I was recently interviewed by Kerre McIvor on Newstalk ZB about entrepreneurship during lockdown. In the interview I discuss which industries new businesses were in, where they were located, and how these lockdown businesses will support the economic recovery.
Analysis of the Companies Register had shown me that there were more than 3,000 companies started in April during the most restrictive period of our lockdown. A remarkable number of people willing to give it a go at a time when we were all stuck at home.
The process of change is a friend of entrepreneurship. The chaos of disrupted supply chains, new patterns of consumer demand and changing business practices are things that present entrepreneurs with opportunity.
I told Kerre that many of the businesses that have started up during lockdown were offering professional services, given that these services are “weightless” and don’t require large amounts of capital. Nevertheless, I had observed a surprising number of retail and construction businesses.
The new businesses were spread throughout the country, with some of the highest rates of entrepreneurship evident in cities that have recently attracted a lot of regional migrants out of the big smoke. The extensive testing of working from home has given people the confidence to work anywhere in the country.

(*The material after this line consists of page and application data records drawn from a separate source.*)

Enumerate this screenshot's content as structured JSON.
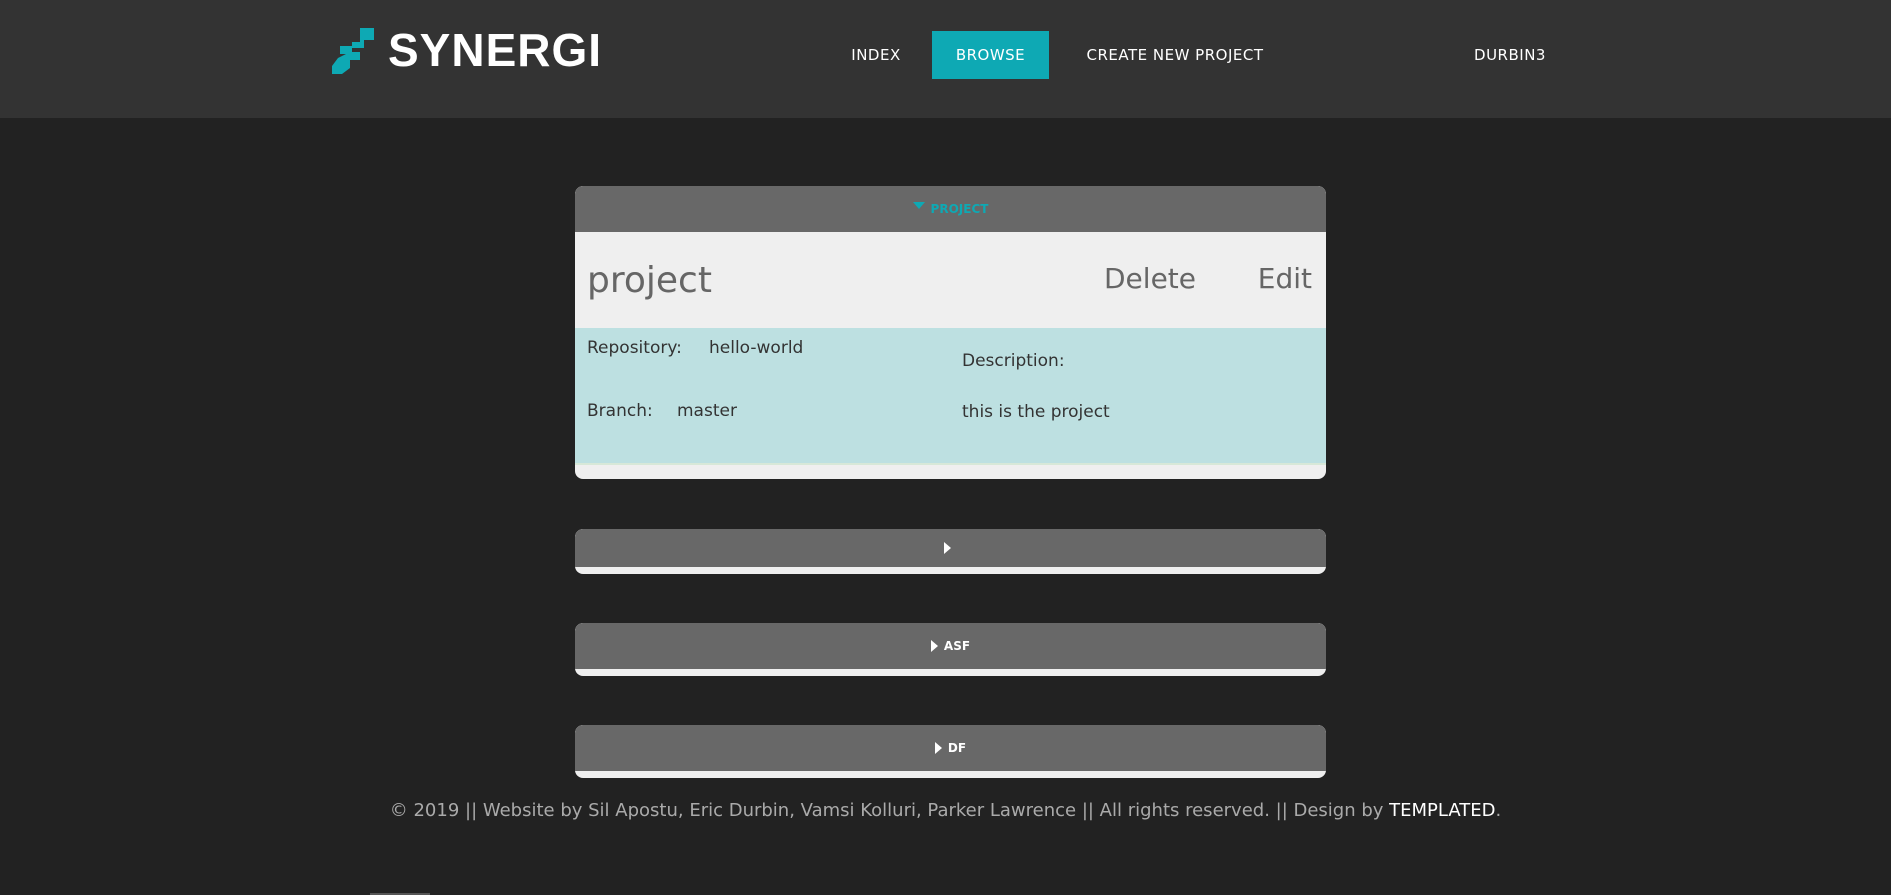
{
  "header": {
    "logo_text": "SYNERGI",
    "nav": {
      "index": "INDEX",
      "browse": "BROWSE",
      "create": "CREATE NEW PROJECT",
      "user": "DURBIN3"
    }
  },
  "panels": {
    "open": {
      "header_label": "PROJECT",
      "title": "project",
      "delete_label": "Delete",
      "edit_label": "Edit",
      "repository_label": "Repository:",
      "repository_value": "hello-world",
      "branch_label": "Branch:",
      "branch_value": "master",
      "description_label": "Description:",
      "description_value": "this is the project"
    },
    "closed": [
      {
        "label": ""
      },
      {
        "label": "ASF"
      },
      {
        "label": "DF"
      }
    ]
  },
  "footer": {
    "text": "© 2019 || Website by Sil Apostu, Eric Durbin, Vamsi Kolluri, Parker Lawrence || All rights reserved. || Design by ",
    "brand": "TEMPLATED",
    "end": "."
  },
  "colors": {
    "accent": "#0ea9b4",
    "header_bg": "#333333",
    "page_bg": "#222222",
    "panel_head": "#686868",
    "details_bg": "#bde0e1"
  },
  "icons": {
    "logo": "synergi-logo-icon",
    "expanded": "caret-down-icon",
    "collapsed": "caret-right-icon"
  }
}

Not all the companies started now will be thriving in a year’s time. Many will inevitably fail, but that’s just life when it comes to business. The process of creative destruction, where new and more innovative businesses replace those that fall by the wayside, is what will help propel New Zealand’s recovery and long-term productivity.